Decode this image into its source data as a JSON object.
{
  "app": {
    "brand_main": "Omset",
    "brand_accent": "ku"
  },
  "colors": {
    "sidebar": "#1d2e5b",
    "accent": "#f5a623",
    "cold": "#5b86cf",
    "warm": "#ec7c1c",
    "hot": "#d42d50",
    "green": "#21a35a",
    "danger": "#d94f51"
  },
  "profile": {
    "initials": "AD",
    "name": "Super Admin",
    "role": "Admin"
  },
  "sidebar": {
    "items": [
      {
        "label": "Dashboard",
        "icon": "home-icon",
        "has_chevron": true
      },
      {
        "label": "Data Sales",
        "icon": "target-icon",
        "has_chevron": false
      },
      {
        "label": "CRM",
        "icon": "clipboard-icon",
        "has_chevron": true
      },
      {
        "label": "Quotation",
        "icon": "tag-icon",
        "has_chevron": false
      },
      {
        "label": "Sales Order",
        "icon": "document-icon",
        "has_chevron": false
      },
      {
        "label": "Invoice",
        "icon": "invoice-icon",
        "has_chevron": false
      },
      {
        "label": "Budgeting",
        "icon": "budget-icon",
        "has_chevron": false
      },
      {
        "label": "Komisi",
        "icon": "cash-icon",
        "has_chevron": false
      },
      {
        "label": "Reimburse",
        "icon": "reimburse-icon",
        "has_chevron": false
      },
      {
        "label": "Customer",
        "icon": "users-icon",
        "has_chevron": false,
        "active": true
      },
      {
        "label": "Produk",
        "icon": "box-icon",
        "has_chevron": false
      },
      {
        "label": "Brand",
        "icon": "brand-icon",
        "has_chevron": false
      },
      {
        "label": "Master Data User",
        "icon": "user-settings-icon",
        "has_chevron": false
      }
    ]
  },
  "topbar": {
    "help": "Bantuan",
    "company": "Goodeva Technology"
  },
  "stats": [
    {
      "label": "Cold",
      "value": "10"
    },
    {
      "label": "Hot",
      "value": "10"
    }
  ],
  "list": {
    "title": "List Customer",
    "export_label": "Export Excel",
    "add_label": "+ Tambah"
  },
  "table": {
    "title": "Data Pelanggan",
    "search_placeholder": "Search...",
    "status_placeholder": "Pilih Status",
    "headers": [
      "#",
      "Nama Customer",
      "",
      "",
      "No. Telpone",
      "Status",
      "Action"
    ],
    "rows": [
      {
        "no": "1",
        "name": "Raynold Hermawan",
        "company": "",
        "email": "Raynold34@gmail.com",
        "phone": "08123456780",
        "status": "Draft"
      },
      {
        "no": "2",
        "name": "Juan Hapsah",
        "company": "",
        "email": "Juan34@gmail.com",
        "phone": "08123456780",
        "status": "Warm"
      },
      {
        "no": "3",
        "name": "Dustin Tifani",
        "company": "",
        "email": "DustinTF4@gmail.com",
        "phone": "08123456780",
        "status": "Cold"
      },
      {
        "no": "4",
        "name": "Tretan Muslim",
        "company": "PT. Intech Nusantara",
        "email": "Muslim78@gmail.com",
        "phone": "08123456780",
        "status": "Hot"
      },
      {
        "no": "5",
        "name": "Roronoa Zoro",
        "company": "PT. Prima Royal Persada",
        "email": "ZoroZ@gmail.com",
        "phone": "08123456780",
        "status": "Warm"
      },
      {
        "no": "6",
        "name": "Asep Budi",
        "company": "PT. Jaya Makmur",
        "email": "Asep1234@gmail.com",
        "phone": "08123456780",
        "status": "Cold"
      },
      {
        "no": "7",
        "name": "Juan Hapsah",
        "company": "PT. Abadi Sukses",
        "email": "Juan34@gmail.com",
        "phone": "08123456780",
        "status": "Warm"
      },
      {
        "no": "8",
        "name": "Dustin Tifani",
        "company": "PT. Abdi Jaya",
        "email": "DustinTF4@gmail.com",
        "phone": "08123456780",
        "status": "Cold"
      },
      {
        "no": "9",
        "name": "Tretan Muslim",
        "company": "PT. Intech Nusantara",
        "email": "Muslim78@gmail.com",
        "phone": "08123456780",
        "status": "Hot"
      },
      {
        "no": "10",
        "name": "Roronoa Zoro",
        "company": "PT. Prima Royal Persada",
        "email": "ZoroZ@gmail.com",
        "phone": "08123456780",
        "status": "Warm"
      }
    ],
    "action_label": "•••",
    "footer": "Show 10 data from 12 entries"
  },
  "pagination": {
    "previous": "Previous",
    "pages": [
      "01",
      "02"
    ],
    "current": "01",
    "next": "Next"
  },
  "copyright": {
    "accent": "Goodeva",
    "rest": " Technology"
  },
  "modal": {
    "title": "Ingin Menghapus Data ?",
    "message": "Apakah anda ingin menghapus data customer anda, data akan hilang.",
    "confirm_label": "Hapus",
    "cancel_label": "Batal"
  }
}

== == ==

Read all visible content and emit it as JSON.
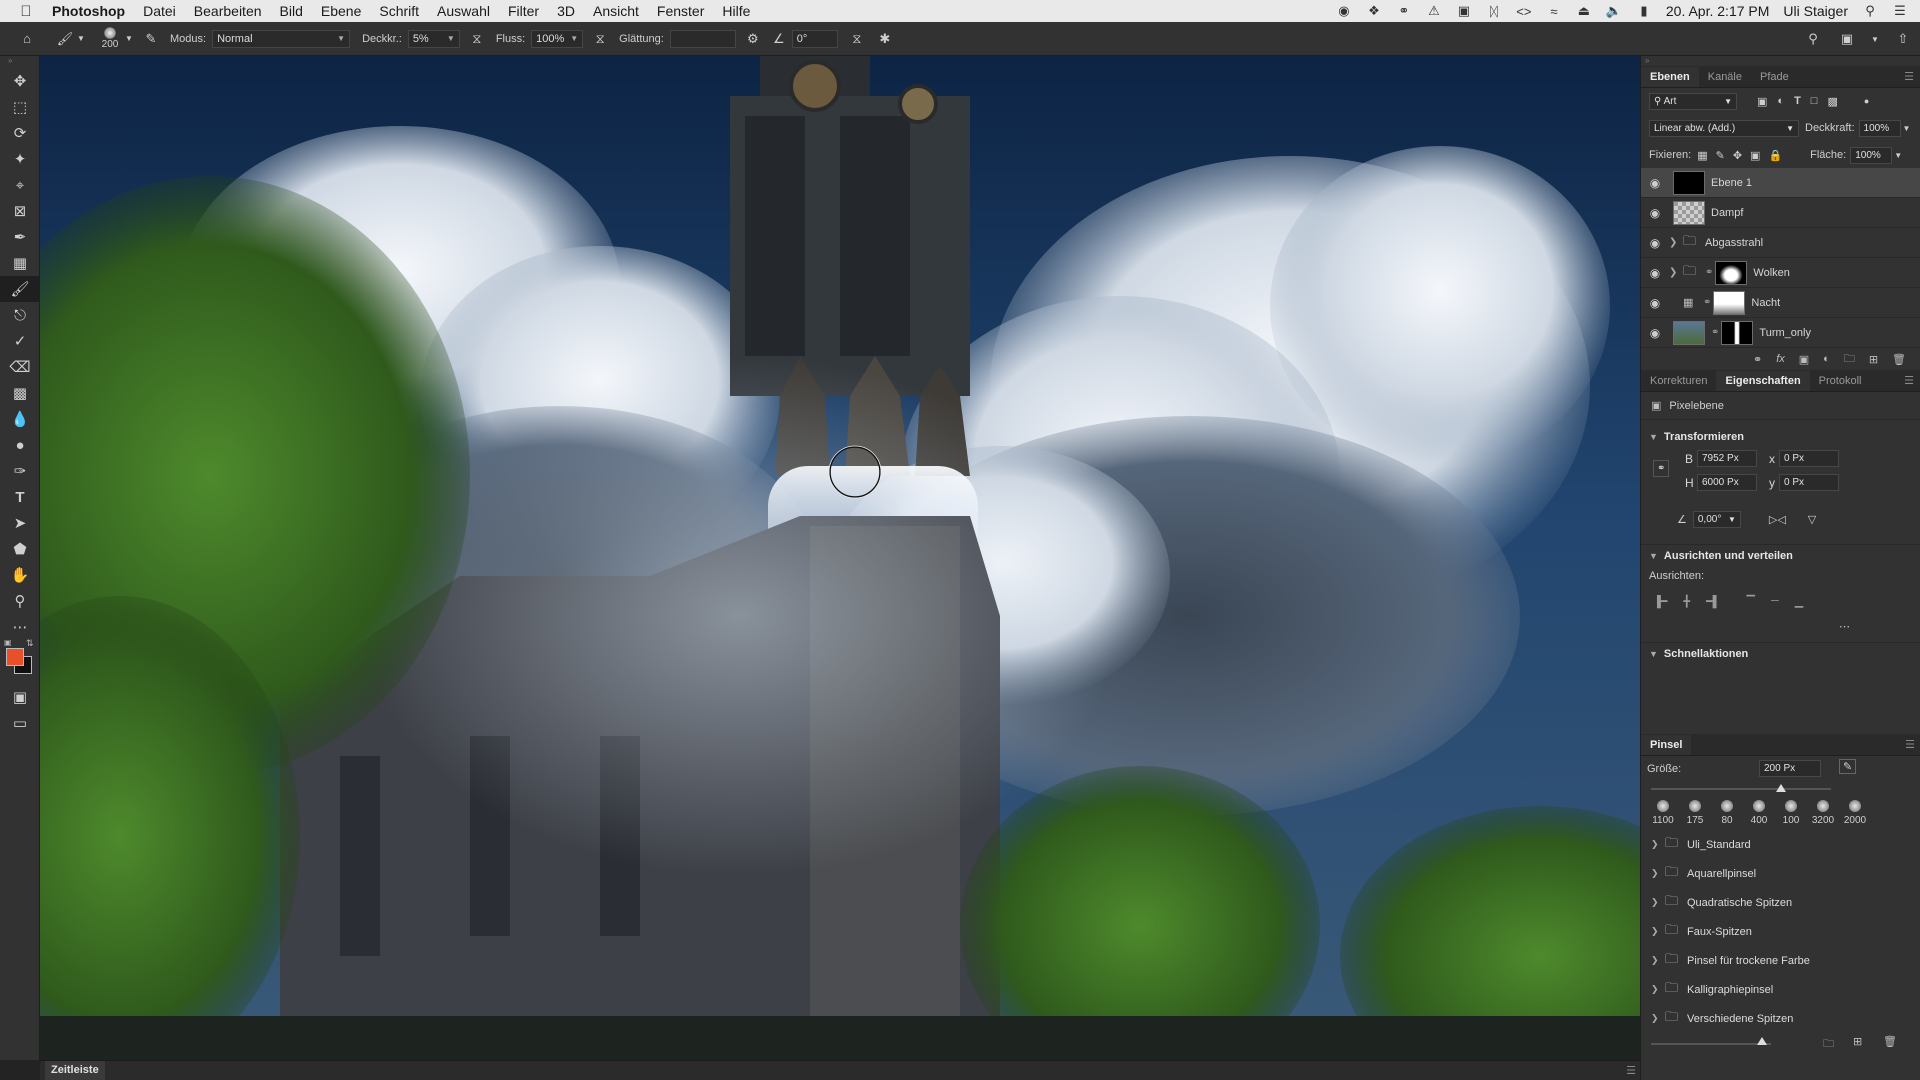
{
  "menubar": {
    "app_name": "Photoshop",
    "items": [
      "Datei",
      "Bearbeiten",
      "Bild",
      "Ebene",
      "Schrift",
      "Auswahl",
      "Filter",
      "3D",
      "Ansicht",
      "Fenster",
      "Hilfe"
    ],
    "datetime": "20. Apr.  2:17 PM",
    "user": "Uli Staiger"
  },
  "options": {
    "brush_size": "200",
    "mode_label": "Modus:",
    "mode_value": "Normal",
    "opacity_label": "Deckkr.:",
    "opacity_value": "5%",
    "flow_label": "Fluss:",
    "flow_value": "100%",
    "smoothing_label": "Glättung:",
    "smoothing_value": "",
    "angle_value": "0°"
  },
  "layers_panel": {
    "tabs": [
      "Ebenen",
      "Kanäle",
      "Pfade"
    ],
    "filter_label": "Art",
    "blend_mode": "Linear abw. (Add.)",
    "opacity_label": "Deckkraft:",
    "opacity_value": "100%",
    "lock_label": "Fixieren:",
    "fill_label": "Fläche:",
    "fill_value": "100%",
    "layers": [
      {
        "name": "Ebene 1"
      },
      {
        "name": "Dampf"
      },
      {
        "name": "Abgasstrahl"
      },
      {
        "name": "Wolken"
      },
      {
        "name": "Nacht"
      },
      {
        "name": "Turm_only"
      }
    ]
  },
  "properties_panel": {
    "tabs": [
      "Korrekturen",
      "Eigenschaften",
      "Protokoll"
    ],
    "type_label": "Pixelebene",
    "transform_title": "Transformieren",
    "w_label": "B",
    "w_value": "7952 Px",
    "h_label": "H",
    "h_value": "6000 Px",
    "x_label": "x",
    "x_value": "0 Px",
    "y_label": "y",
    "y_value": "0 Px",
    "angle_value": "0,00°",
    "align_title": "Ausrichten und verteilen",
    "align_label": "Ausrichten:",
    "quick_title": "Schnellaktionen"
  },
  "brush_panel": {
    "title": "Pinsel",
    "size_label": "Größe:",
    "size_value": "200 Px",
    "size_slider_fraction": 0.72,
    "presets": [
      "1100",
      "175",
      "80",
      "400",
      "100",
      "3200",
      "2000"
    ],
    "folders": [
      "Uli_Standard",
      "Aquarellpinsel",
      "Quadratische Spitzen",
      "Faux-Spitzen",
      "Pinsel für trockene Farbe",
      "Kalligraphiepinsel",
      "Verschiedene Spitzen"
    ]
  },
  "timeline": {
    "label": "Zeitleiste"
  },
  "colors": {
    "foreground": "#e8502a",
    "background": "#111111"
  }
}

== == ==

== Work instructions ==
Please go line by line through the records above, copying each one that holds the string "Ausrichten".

== Solution to the exercise ==
    "align_title": "Ausrichten und verteilen",
    "align_label": "Ausrichten:",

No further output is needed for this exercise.